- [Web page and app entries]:

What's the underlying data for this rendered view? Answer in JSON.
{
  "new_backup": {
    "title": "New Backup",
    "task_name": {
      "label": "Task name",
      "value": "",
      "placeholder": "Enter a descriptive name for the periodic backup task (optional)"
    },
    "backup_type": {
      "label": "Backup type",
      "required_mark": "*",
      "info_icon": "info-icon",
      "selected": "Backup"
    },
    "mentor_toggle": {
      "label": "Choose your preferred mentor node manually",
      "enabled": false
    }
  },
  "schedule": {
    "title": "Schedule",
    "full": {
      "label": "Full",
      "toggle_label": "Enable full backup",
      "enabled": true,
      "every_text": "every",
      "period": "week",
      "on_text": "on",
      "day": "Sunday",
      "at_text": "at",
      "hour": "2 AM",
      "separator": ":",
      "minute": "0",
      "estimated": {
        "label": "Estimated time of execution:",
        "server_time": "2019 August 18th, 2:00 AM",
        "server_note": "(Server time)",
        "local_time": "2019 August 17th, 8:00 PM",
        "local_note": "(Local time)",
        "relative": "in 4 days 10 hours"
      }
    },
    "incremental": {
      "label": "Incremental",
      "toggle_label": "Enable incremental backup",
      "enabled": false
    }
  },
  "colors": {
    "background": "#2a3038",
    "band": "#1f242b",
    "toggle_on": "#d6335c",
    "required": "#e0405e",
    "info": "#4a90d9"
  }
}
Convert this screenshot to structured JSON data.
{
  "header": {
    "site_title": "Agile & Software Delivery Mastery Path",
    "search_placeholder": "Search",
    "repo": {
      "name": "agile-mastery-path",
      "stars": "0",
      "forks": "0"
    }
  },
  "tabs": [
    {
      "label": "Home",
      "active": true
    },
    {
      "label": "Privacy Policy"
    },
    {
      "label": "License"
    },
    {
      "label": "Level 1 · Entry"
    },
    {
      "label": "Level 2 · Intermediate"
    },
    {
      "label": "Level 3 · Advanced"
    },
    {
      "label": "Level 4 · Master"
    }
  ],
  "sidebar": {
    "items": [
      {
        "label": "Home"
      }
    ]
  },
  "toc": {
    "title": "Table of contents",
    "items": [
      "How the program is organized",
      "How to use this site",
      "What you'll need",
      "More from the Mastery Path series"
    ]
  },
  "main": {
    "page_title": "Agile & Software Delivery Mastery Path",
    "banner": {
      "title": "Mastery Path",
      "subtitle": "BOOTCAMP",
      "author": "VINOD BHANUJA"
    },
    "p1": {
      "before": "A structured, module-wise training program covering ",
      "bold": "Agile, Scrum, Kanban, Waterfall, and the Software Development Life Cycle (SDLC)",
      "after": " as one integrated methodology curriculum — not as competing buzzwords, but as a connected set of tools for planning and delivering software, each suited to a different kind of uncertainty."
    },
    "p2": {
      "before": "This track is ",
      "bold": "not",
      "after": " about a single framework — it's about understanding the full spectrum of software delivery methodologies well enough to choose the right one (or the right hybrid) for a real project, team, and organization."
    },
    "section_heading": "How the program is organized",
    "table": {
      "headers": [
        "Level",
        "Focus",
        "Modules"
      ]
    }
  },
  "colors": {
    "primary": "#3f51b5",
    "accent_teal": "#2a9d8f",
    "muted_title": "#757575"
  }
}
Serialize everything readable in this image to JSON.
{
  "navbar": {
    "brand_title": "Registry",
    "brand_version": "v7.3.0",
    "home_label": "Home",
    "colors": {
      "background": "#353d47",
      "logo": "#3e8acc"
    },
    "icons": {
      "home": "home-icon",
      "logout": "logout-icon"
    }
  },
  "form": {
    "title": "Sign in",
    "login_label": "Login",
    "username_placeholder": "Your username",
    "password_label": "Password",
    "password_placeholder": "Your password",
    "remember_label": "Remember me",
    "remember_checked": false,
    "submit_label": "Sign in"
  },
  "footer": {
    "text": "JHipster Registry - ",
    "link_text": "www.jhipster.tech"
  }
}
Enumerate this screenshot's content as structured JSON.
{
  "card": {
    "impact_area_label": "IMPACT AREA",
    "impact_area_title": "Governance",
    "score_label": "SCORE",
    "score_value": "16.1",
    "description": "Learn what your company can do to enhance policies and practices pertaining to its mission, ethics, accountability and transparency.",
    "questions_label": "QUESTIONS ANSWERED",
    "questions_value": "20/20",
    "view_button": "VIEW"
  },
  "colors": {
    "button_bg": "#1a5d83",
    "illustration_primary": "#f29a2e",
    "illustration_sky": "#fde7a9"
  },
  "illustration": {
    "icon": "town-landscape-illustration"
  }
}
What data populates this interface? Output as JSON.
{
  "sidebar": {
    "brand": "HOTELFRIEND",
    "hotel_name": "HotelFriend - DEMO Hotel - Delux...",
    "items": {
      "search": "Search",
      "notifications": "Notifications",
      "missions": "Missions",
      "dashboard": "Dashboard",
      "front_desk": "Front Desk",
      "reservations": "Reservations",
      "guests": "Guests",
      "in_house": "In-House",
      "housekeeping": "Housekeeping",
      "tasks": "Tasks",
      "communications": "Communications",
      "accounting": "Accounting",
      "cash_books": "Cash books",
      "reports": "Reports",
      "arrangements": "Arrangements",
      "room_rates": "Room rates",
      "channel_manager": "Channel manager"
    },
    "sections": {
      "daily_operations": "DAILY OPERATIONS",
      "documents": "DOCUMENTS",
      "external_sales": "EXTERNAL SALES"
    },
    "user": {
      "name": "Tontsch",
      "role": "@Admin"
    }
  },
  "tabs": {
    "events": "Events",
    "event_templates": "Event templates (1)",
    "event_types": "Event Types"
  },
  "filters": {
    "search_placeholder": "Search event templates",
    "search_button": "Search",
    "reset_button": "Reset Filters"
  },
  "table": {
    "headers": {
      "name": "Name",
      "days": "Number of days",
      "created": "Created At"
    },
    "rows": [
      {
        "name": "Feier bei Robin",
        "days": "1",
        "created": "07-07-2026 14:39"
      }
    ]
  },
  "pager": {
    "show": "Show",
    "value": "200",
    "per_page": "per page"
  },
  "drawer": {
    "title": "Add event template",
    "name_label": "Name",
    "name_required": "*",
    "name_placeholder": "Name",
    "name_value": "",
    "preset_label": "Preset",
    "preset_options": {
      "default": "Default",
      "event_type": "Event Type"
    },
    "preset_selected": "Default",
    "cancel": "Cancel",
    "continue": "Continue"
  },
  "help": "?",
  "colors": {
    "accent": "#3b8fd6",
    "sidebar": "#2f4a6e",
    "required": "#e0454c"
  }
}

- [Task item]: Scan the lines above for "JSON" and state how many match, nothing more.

- [Answer for this exercise]: 5